Healthcare: Psychiatry and Behavioral Sciences

OCD Resources


Information for Caregivers


It can be extremely difficult to be a caregiver of someone struggling with OCD. As a caregiver for someone with OCD, it is critical to be there to support your loved one and, if possible, participate in treatment. Participation in treatment can involve learning how to not participate in your loved one's OCD symptoms (also called family accommodation) and helping your loved one engage in therapy tasks (such as facing their fears). It is also important to understand what OCD is, what CBT is, and the proper ways for you to help your loved ones resist compulsions/rituals. It is important to have a support network to lean on and to set aside time for yourself to avoid burnout. 

First steps for caregivers:


Helping Your Loved One


Navigating OCD with your family member or loved one can be a challenging journey. However, there are ways that you can support them beyond encouraging them to seek out treatment from a trained professional. Consider the following:

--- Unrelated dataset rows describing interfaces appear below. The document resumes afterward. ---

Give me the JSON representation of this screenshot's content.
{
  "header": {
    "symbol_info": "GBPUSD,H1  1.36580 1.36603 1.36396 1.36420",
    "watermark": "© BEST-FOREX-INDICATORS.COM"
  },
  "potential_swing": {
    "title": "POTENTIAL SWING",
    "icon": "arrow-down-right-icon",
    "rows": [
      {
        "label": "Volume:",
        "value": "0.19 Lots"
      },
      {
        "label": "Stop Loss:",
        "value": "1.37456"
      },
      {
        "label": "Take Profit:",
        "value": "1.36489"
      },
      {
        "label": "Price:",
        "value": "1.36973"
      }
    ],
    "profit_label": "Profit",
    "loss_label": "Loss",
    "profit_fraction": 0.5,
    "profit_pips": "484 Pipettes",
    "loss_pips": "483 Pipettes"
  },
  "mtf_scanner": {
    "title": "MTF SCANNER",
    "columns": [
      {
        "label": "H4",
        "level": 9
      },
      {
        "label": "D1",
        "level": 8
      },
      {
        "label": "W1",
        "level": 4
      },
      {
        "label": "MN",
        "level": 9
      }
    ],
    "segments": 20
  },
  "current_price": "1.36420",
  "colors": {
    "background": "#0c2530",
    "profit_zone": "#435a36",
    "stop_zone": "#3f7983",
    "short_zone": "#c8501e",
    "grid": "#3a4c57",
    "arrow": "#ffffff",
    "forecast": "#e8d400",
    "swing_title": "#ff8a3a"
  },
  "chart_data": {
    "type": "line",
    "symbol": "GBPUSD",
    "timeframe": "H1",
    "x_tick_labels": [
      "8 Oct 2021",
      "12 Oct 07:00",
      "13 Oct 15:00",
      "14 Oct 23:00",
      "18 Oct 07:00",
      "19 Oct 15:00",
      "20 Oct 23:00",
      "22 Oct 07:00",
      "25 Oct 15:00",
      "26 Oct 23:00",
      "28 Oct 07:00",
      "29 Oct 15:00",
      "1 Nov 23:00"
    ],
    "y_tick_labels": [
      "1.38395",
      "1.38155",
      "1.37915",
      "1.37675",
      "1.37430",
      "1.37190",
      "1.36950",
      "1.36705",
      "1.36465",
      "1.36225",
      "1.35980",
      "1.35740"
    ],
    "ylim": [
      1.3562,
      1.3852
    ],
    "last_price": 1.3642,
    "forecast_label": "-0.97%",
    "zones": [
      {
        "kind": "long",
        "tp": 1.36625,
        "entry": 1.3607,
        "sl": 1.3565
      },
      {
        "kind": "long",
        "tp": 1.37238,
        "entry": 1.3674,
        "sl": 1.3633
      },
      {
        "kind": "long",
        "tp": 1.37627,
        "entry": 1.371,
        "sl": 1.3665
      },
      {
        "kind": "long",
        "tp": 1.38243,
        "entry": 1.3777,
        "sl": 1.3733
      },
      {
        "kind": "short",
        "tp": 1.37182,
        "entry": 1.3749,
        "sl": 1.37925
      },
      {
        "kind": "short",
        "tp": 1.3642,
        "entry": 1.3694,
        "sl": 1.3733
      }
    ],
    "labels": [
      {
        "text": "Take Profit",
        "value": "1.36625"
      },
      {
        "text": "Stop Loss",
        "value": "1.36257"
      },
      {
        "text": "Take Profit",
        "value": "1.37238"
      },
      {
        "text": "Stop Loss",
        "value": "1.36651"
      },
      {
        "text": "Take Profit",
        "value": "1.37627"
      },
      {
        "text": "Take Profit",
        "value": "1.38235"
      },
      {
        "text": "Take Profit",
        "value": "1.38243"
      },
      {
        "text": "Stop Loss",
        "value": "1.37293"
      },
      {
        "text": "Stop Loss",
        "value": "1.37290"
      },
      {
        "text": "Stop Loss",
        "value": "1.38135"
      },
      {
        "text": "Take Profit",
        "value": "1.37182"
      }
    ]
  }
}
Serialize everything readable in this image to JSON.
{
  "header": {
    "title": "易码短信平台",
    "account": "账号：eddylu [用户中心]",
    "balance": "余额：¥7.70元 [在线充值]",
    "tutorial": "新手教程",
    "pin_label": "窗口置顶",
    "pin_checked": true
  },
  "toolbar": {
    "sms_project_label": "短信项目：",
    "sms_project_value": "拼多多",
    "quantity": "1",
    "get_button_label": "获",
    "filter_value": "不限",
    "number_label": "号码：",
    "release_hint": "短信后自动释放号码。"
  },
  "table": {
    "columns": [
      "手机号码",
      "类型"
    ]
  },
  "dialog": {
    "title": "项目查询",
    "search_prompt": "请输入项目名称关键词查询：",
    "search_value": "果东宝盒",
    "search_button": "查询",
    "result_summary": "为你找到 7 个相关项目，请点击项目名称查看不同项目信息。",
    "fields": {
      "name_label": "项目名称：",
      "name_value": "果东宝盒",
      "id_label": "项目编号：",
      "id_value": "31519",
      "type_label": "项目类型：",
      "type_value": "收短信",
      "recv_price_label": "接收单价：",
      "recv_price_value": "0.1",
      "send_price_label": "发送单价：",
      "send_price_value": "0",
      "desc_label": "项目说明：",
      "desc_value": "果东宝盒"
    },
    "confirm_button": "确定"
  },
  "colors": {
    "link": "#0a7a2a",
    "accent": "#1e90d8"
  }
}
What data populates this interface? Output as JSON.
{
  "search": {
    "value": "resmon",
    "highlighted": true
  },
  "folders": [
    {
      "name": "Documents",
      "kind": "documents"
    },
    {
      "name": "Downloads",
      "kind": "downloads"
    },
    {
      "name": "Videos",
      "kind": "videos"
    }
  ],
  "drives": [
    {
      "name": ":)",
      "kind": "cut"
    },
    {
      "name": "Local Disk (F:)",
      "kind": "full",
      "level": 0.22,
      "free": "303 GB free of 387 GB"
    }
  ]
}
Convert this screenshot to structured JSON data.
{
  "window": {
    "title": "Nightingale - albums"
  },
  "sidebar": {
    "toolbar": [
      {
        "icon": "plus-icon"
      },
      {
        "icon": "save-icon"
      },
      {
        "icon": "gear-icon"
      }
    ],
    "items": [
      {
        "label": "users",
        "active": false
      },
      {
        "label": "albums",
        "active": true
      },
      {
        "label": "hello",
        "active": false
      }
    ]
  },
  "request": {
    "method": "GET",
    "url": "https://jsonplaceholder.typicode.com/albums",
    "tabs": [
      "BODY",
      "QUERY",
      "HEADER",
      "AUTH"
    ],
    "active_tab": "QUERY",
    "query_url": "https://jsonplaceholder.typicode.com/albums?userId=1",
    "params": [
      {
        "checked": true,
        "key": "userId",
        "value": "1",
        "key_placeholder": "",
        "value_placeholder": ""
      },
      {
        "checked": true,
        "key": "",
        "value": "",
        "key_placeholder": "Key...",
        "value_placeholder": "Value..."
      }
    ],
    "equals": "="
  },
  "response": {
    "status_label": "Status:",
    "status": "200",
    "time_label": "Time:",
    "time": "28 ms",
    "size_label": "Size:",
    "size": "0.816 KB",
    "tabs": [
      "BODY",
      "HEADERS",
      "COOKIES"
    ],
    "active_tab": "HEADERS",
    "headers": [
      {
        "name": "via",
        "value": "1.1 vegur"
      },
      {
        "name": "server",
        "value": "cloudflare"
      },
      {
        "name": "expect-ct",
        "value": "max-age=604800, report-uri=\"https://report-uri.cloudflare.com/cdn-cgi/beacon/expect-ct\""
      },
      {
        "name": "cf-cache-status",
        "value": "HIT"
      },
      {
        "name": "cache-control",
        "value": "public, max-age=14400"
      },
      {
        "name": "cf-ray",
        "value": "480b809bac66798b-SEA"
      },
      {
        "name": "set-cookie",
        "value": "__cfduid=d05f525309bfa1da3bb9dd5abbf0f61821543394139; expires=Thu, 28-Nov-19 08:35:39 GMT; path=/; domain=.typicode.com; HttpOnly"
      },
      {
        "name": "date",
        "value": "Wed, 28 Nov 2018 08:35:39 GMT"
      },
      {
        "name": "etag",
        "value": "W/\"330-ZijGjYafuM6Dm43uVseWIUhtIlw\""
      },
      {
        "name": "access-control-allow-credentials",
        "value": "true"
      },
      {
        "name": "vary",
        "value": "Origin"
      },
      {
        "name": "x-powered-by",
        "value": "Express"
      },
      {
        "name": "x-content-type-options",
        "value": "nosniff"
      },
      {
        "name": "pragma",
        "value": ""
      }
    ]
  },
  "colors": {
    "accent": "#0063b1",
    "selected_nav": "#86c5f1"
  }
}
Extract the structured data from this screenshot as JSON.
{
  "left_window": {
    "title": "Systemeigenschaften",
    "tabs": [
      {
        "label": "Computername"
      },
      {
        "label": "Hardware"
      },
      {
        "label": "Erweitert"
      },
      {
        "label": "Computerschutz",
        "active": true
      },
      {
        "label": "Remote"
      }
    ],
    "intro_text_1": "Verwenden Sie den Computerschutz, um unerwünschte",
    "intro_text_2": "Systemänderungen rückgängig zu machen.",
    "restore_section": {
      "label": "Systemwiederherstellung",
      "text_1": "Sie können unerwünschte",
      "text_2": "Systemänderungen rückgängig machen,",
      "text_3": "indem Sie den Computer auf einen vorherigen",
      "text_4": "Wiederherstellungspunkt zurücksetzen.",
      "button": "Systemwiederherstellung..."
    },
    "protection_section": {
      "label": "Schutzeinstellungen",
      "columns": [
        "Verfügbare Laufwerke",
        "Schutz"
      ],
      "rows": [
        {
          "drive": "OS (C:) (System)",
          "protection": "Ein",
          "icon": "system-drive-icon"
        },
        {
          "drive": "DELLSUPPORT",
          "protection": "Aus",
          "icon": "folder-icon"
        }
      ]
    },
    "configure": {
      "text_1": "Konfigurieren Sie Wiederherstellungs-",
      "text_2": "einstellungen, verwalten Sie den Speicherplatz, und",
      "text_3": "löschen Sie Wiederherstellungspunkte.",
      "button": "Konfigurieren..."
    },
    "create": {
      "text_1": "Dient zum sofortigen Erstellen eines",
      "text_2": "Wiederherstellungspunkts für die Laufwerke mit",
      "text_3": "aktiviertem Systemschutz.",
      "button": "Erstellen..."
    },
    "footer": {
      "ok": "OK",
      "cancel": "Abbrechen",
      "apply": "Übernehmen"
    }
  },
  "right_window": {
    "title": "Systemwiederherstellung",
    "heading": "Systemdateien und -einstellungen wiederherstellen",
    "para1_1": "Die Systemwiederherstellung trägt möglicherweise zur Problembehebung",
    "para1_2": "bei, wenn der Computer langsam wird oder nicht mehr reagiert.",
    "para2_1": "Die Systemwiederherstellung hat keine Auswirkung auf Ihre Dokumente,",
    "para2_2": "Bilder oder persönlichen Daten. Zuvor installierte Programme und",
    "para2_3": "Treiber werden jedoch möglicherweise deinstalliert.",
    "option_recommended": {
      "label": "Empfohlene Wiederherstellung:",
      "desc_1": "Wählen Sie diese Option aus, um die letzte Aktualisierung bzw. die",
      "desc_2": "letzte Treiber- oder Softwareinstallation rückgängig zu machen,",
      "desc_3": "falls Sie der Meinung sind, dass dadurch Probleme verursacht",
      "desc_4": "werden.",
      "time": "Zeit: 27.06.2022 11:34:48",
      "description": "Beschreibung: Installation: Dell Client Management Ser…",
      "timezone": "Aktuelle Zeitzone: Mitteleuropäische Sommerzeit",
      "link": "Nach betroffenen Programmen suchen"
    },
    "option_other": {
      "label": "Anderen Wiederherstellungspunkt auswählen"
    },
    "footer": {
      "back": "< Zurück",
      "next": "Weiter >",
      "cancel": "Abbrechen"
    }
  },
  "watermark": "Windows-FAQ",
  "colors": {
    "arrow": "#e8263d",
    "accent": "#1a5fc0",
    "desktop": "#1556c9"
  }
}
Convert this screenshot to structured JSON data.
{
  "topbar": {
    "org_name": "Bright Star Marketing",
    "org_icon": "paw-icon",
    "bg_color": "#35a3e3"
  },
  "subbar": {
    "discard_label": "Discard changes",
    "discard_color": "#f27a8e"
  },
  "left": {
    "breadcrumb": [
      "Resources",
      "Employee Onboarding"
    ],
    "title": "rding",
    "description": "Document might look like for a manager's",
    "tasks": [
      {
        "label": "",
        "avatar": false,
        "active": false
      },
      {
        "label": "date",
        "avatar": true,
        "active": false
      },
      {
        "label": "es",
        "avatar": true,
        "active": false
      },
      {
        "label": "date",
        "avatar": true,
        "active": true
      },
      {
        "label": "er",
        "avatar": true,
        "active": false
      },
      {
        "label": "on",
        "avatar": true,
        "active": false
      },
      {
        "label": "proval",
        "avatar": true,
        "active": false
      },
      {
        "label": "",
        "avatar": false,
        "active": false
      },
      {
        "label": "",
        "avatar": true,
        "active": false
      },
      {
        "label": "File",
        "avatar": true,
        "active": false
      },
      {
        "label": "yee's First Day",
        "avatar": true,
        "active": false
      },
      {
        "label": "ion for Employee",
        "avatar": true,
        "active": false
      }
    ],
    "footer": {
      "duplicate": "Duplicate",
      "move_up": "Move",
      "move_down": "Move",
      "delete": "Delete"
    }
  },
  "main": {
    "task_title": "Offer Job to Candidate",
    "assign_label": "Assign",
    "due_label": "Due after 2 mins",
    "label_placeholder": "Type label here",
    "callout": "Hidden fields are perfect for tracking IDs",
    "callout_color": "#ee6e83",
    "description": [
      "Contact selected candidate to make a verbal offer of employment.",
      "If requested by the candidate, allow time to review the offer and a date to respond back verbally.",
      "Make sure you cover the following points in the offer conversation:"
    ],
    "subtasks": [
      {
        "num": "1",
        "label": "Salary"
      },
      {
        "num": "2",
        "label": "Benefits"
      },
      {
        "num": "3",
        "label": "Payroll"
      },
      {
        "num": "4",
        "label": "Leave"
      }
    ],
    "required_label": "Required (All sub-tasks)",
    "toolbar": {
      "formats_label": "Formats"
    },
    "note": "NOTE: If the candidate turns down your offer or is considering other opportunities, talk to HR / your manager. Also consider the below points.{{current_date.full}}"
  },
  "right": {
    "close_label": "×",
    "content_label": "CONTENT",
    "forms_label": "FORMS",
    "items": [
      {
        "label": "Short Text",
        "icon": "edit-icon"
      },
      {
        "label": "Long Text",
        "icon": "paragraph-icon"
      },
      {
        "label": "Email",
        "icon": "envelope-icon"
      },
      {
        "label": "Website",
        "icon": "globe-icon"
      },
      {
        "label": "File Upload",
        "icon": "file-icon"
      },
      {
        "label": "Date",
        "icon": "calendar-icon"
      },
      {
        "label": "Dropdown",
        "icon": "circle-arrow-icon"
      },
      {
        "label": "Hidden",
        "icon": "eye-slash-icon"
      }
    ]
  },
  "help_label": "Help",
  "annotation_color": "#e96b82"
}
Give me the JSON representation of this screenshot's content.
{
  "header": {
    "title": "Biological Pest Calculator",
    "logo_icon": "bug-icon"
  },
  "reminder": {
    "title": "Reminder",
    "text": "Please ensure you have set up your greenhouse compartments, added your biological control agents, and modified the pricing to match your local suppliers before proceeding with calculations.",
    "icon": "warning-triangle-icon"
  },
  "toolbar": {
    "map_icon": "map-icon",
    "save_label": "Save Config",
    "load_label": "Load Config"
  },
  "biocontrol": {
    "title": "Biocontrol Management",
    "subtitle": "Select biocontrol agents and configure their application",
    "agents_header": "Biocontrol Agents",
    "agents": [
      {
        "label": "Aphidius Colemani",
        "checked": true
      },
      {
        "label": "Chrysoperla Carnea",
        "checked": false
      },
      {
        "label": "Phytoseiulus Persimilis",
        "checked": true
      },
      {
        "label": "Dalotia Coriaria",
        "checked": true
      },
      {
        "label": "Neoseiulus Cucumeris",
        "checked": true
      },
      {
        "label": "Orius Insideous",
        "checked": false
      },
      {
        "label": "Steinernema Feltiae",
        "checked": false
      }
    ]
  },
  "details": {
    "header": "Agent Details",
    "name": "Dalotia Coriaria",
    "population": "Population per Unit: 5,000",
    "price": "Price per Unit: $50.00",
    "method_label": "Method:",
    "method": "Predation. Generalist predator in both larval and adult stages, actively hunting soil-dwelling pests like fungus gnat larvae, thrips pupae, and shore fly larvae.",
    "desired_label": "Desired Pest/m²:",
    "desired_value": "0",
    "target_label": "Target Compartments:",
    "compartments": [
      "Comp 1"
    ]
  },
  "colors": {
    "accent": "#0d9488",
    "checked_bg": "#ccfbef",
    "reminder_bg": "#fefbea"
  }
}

  • Are you engaging in their compulsive behaviors? It is common to see someone struggling with compulsive behaviors. You may even feel that by engaging in the behavior with them (i.e., washing hands together, helping them rearrange items) you can alleviate the distress that they experience. However, encouraging their compulsive behaviors can actually impede their ability to challenge these urges.
  • Do you make adjustments in your daily routines? Often, individuals with OCD may engage in avoidance behaviors in order to alleviate their distress. Certain activities such as going to the store, being in crowded spaces, or being in vehicles for extended periods of time may lead to time-consuming and anxiety-provoking scenarios. As a result, families may feel the need to alter their daily lives in order to help their loved one avoid these distressing situations. If you find yourself making these adjustments, even if they do not feel burdensome to you, it may be helpful to consult with your loved one’s provider for information and resources on how to return to a less-altered routine.
  • How else can you learn about OCD? Speaking with your loved one’s provider may be a viable option if you are in need of additional help. However, there are also a wide array of resources to consider exploring outside of therapy. Some of these additional supports may include:
    • Recorded presentations, documentaries, or videos that talk about the basics of OCD, treatment options, and relevant research.
    • Support groups for families of loved ones with OCD
    • Support groups for individuals diagnosed with OCD
    • Books about OCD that are written by professionals within the field of psychology, or books related to cognitive behavioral therapy (CBT) and exposure response prevention (ERP)

Additional Things to Consider


Living with a loved one or supporting someone with OCD can be stressful at times for everyone involved. As you navigate ways to support someone you know with OCD, it is also important to consider the following:

  • Establish healthy and positive forms of communication. Navigating the treatment process is not always easy and it is important to avoid criticism, using harsh words or tones, and demeaning your loved one (and yourself).
  • As a caregiver, it is also important to find time to take care of yourself. As you are providing support to someone with OCD it is also important to create a space to nurture your own mental and physical well-being.
  • Even though living with OCD can feel life-consuming at times, it doesn’t always have to be this way. Make sure to spend time with your loved one that isn’t related to their OCD or treatment. It is important to find ways to make meaningful time together by engaging in shared hobbies or interests, exploring new activities together, or just making meaningful one-on-one time.